Shedding Light on Winter Depression
Thirty days hath September,
April, June and November,
All the rest have thirty-one
Except for February—
Which has 258!
We extend our apologies to the writer of this clever children’s rhyme for tampering with the last line. But for those of us who live up North, February is the teaser month. Once the busy-ness and the shopping and the visiting and the activity and the lights (especially the lights) of December are over, the dark seems really to set in. Somehow, psychologically, we think that half the winter is over with the celebration of the New Year. It’s not. Not even close. It’s been cold since late October and it’s likely to be cold—even snowing—until April. The afterglow of the holidays and even the decorations may last through much of January. But then February comes. Far from being a harbinger of spring, its coming means we’re only halfway there to warmth and light again. Its scarcity of days doesn’t help. It feels like the longest month of the year!

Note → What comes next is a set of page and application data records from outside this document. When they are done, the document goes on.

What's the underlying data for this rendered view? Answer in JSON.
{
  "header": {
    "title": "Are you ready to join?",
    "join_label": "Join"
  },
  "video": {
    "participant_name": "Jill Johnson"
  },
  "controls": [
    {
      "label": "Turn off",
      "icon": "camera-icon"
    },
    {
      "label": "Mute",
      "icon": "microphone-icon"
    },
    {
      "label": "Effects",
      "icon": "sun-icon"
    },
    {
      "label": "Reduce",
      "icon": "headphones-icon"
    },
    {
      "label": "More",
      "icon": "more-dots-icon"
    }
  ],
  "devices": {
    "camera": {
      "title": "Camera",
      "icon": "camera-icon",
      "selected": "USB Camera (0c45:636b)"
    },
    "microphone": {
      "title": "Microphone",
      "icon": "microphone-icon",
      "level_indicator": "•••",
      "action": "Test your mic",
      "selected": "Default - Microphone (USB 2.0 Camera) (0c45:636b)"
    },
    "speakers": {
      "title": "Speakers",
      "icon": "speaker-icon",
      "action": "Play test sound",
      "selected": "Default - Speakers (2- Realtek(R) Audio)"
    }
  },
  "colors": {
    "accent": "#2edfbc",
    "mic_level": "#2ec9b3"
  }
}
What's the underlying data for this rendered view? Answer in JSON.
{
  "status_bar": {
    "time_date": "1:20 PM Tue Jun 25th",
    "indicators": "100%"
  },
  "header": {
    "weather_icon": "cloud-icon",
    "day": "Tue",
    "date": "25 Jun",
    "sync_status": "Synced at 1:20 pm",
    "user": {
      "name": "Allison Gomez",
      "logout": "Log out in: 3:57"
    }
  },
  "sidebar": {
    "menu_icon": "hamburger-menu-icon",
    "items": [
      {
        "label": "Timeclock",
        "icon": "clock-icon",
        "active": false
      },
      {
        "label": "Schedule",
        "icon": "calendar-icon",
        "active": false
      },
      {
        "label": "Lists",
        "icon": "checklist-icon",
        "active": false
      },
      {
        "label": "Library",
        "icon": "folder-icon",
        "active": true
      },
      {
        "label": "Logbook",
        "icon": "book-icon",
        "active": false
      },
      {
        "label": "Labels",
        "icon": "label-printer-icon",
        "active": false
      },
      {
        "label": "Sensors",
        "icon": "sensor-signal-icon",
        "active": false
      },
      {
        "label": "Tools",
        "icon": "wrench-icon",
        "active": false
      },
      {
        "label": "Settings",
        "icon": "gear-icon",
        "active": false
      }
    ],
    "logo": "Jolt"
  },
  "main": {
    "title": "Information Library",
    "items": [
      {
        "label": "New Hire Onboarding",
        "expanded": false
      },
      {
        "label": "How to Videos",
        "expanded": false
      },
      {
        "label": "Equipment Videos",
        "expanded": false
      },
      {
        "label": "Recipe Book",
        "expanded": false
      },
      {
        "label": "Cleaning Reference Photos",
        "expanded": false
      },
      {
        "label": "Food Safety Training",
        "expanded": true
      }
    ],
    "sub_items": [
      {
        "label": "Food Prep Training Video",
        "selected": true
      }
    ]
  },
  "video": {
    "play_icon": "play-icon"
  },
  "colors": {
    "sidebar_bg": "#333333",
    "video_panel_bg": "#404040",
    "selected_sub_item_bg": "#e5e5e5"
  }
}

For those with “winter” depression, known as seasonal affective disorder or “SAD,” mid-winter is especially hard. Not only do they experience the symptoms of more general depression like sadness, a loss of energy, and irritability, they also may develop a craving for sugars and starches and experience a marked weight gain. The sadness in SAD typically begins in the fall or winter and ends in the spring. This type of seasonal depression is diagnosed as SAD only if it occurs during two or more winters. Not surprisingly, it is more and more common the farther away a person lives from the equator. Women seem more susceptible and it does tend to run in families.
Causes and Treatment of Winter Depression
Although there are a number of competing theories, it is generally believed that winter depression occurs in some people when they do not have sufficient exposure to sunlight. For this reason, the most common treatment for winter depression is “phototherapy,” or exposing the eyes each day to bright artificial light built into a special type of visor, lamp, or light box. Treatment administered in the morning, to mimic the natural beginning of the day, seems to be more effective than other times. The treatment appears to work for children and adolescents as well as adults.
Hartwell-Walker, M. (2013). Shedding Light on Winter Depression. Psych Central. Retrieved on July 29, 2015, from http://psychcentral.com/lib/shedding-light-on-winter-depression/